Souls are like athletes, that need opponents worthy of them, if they are to be tried and extended and pushed to the full use of their powers, and rewarded according to their capacity.
Training grounds for the soul
My daughter needed surgery last year when she was four months old. The condition we were treating with surgery was not life threatening and the surgery itself was relatively low risk, but it was still terrifying as a parent. I couldn’t help but imagine the worst happening.
I wasn’t in the habit of praying but I said little prayers to whatever God or gods were out there.
Fortunately, the surgery turned out great and Sloane is currently a healthy and opinionated toddler.
The Today Show is not enough
There’s a truth that all parents know that non-parents find annoying to hear, which is that having a kid dramatically increases your capacity for love.
Not only am I overwhelmed by love for my own child but I also care much more about others. I can’t even watch TV shows or movies where something bad happens to a kid anymore, the feelings are too intense.
Basically, I’m a pile of mush now.
But “pile of mush” doesn’t adequately describe the transformation I’ve gone through in the last 19 months.
Unfortunately, modern secular culture offers limited language and processes for describing these deep interior movements.
The self-help gurus talk about “living your best life” and being your “true self” but this discussion seems shallow. The language is centered around figuring out your own desires and meeting them.
Or perhaps the morning shows (the Today show is the Davidson’s choice; love you Savannah!) feature someone who experienced something tragic and used that experience to start a wonderful non-profit that helps people. Inspirational and moving, but not prescriptive.
I suspect that during the pandemic many were looking for ways to both process what they were feeling but were unsatisfied with what modernity offered.
The language and deep practices of the soul
We recognize today that clinical depression is not the same as “feeling blue” or temporarily sad. To use that language would trivialize it, and more consequently, lead to ineffective treatments.
If someone is sad you take them out to a party or a spa day or something. If someone is severely depressed you get them to a psychiatrist.
Similarly, it is also critical to use the appropriate language with the right gravitas to diagnose matters of the soul.
Jesuits practice something called the daily “examen” which is an end-of-day prayer/reflection.
It is a five step process that has you reflect on your day to find “God in all things.”
For example, the second step invites you to reflect on your sins.
The second step in the examen is asking for the grace to “know my sins,” to see where you have turned away from the deepest part of yourself, the part that calls you to God.

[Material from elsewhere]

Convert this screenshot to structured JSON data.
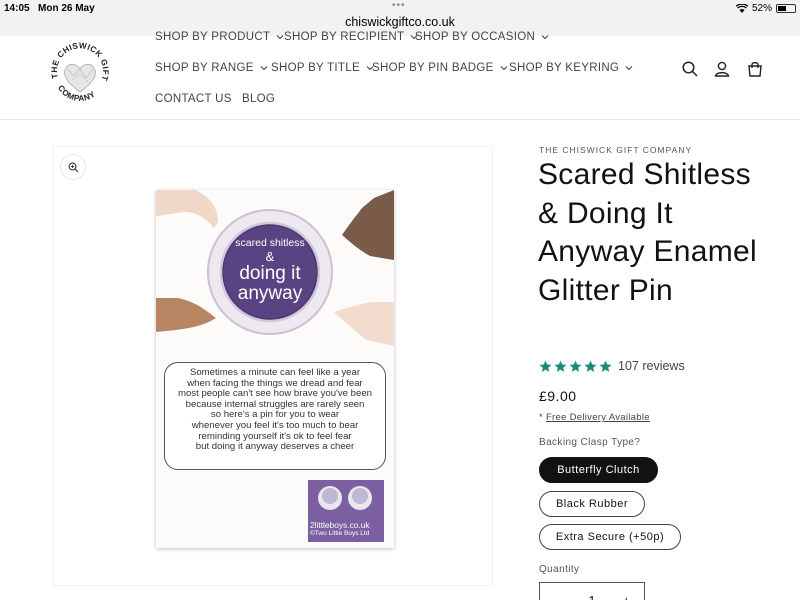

– Father James Martin S.J., The Jesuit Guide to (Almost Everything)
This language of souls, sins, grace, and God has the right depth and nuance to engage with the full range of human experience.

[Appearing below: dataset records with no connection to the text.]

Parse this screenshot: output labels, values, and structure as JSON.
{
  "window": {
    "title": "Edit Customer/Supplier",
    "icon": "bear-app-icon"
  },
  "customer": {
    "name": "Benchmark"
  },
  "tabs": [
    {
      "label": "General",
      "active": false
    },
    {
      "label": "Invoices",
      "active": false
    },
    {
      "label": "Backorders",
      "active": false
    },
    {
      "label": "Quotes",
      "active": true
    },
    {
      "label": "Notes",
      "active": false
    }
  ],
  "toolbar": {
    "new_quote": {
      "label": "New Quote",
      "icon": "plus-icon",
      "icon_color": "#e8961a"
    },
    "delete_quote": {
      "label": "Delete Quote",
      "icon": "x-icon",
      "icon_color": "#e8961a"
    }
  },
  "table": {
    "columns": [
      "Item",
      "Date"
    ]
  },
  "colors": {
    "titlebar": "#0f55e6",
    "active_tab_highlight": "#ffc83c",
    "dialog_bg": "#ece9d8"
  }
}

Perhaps more importantly, the examen in particular offers specific instruction to engage with your life in a more attentive and meaningful way. Paying attention in this way can move you to live the life you were meant to live.
Of course, the Jesuits are not the only group that offers the deep language and practices to engage with the soul. You can find them in other ancient wisdom traditions as well.
For example, Buddhist meditation can offer you deep intuitive insight into the nature of the self and help you pierce the illusions of your mind.
These ancient practices are sophisticated and appropriate to cultivate the soul and have a far higher probability of getting you to lead you to live your “best life” and be your “true self.”
I’m certain that becoming a father has changed me in some deep, fundamental ways. What I’m less certain about is how this change should impact me beyond parenting.
One small way my wife and I changed our behaviors was to give a little more to a few charities that would help kids. I hope to continue this practice.
But another interior movement I’m noticing is my feelings towards the industry I’m in.
I’ve been working for an intelligence agency for a long time now and while I’ve always been disillusioned with the bureaucracy part of it, I’m now feeling a bit of…something about the entire “war machine.”
My particular work is back office type stuff, not spying or anything. But when I think that I work for the government that accidentally killed seven kids in Afghanistan as one its last acts in that war, I feel uneasy.
It’s harder for me to now just brush it off as part of the “fog of war” when I can more viscerally feel the suffering of those childrens’ parents.
I’m not sure where this stirring will lead me. What I do know is that it’s important to treat it with a deep, time-tested process.